* [WHAT IS REQUIRED]: Check each line of the material below for the string "places" and reply with how many have it, nothing more.

* [GIVEN RECORDS]:
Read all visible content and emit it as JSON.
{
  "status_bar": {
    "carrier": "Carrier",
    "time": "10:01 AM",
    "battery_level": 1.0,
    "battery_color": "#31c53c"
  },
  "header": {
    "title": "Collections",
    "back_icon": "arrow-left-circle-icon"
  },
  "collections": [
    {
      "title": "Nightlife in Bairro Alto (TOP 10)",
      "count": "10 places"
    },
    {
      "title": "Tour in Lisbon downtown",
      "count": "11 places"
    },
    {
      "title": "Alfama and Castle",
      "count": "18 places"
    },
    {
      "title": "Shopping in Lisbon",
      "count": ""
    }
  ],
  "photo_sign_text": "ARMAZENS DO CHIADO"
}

* [TASK RESULT]: 3